> _How to complete this task_: Word for word, repeat every record.

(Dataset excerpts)
....

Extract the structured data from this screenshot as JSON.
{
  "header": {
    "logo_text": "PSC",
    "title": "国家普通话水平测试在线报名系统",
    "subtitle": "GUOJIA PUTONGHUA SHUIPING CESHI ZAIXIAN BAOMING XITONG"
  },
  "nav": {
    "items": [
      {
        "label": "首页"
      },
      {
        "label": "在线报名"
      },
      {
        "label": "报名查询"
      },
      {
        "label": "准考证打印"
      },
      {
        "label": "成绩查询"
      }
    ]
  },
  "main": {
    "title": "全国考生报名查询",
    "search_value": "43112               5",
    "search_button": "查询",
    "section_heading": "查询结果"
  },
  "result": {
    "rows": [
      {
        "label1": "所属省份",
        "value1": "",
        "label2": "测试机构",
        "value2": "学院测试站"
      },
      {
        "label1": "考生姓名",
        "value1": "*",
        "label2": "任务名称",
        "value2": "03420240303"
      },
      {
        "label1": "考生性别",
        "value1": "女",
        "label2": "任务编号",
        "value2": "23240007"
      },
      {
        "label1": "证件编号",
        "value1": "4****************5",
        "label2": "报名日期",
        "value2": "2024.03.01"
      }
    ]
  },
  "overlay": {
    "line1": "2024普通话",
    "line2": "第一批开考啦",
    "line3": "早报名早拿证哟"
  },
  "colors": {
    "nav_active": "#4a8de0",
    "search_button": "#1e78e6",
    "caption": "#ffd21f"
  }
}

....

> _Output below_:
Extract the structured data from this screenshot as JSON.
{
  "header": {
    "logo_text": "PSC",
    "title": "国家普通话水平测试在线报名系统",
    "subtitle": "GUOJIA PUTONGHUA SHUIPING CESHI ZAIXIAN BAOMING XITONG"
  },
  "nav": {
    "items": [
      {
        "label": "首页"
      },
      {
        "label": "在线报名"
      },
      {
        "label": "报名查询"
      },
      {
        "label": "准考证打印"
      },
      {
        "label": "成绩查询"
      }
    ]
  },
  "main": {
    "title": "全国考生报名查询",
    "search_value": "43112               5",
    "search_button": "查询",
    "section_heading": "查询结果"
  },
  "result": {
    "rows": [
      {
        "label1": "所属省份",
        "value1": "",
        "label2": "测试机构",
        "value2": "学院测试站"
      },
      {
        "label1": "考生姓名",
        "value1": "*",
        "label2": "任务名称",
        "value2": "03420240303"
      },
      {
        "label1": "考生性别",
        "value1": "女",
        "label2": "任务编号",
        "value2": "23240007"
      },
      {
        "label1": "证件编号",
        "value1": "4****************5",
        "label2": "报名日期",
        "value2": "2024.03.01"
      }
    ]
  },
  "overlay": {
    "line1": "2024普通话",
    "line2": "第一批开考啦",
    "line3": "早报名早拿证哟"
  },
  "colors": {
    "nav_active": "#4a8de0",
    "search_button": "#1e78e6",
    "caption": "#ffd21f"
  }
}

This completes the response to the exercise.